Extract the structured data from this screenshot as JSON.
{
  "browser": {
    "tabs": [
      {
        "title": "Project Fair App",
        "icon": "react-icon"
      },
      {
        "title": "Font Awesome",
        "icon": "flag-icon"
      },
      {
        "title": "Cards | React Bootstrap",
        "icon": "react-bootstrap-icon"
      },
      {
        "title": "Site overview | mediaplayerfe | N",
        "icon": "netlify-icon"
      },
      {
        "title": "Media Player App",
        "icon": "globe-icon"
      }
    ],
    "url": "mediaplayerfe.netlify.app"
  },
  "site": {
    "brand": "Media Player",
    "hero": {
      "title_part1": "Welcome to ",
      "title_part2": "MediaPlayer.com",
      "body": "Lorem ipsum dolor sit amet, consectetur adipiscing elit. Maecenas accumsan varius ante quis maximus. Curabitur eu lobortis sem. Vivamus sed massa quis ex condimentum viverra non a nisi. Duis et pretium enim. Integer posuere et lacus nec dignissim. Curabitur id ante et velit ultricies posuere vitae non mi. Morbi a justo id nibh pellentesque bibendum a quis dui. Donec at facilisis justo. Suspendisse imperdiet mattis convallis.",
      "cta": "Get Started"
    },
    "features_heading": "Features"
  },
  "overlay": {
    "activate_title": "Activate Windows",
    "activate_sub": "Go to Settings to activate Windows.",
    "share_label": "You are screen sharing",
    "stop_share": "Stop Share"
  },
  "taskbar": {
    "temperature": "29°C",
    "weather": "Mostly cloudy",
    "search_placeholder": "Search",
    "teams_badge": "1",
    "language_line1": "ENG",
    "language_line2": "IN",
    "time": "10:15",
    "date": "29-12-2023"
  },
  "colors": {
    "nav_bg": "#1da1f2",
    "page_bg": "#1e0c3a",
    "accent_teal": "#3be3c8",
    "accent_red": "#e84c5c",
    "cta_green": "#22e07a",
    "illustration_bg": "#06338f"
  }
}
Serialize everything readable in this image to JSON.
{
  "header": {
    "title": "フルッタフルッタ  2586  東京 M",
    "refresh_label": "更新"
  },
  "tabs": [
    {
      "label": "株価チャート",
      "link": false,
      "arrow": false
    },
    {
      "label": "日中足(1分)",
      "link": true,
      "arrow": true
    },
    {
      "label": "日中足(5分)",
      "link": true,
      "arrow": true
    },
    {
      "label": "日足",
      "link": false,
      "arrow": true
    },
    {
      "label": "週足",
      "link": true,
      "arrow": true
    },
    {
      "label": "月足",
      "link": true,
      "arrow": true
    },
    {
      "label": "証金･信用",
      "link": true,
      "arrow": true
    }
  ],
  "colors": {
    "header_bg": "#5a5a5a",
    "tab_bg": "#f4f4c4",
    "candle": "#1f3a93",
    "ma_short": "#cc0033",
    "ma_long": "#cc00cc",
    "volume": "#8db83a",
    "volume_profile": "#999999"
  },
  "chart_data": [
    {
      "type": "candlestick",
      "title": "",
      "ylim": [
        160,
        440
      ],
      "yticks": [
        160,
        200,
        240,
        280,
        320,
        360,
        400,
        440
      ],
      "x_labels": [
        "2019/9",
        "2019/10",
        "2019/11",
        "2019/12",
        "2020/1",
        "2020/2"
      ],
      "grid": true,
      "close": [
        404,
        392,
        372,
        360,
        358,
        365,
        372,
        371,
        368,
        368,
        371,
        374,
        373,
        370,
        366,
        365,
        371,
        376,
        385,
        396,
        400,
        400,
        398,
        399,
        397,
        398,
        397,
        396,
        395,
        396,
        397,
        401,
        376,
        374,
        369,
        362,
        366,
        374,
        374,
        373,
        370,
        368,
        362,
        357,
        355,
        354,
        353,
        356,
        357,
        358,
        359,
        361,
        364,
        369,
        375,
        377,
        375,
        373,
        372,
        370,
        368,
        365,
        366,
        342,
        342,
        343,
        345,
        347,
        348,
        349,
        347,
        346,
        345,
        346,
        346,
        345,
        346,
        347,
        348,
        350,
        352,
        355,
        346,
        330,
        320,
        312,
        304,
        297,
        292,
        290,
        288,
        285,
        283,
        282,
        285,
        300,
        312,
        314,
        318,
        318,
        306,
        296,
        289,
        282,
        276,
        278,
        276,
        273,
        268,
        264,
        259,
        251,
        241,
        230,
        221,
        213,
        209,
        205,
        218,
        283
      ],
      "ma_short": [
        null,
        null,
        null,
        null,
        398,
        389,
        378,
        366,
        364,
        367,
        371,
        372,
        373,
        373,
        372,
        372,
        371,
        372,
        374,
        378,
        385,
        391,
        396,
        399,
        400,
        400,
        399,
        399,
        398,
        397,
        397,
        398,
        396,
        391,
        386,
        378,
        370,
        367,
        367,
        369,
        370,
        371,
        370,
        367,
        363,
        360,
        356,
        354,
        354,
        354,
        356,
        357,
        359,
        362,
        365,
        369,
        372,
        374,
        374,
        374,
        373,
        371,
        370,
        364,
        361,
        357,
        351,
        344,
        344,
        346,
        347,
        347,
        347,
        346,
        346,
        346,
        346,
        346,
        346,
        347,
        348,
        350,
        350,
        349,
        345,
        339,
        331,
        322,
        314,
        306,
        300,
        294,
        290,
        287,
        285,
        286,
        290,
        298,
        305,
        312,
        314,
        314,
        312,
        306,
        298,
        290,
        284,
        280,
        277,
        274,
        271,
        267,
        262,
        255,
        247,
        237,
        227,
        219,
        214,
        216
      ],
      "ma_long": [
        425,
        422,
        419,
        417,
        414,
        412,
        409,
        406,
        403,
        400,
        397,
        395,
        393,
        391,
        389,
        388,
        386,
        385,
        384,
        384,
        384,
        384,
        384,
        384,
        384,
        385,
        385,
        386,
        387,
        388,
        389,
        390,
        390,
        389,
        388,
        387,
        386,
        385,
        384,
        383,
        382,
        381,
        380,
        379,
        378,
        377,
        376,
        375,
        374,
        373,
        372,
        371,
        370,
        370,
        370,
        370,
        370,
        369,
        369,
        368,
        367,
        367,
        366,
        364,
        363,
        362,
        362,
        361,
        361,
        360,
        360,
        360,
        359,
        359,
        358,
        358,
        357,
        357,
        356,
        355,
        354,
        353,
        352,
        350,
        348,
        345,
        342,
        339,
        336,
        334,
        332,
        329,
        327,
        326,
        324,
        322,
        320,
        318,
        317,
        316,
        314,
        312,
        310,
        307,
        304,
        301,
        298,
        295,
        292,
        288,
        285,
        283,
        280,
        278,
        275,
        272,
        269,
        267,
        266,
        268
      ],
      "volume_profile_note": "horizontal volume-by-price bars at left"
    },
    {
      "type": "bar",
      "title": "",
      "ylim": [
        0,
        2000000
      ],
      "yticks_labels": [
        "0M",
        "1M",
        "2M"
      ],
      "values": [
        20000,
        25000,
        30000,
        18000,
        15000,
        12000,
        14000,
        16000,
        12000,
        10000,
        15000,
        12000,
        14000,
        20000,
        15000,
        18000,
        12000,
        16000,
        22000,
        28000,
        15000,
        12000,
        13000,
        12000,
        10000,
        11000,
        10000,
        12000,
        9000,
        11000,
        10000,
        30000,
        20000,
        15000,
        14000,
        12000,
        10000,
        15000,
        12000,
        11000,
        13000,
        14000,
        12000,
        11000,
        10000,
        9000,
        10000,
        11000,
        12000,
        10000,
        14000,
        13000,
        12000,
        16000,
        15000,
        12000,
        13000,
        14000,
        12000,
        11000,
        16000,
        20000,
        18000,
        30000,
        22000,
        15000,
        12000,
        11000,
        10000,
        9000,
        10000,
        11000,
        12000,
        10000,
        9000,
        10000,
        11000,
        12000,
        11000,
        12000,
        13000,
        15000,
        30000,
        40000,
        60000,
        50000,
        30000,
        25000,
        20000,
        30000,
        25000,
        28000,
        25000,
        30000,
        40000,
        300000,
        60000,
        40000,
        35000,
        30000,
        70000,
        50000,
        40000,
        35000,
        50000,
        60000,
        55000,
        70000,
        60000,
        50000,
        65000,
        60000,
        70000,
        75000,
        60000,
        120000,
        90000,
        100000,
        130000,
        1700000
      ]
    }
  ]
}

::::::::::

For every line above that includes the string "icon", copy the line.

> ANSWER TO THE EXERCISE:
        "icon": "react-icon"
        "icon": "flag-icon"
        "icon": "react-bootstrap-icon"
        "icon": "netlify-icon"
        "icon": "globe-icon"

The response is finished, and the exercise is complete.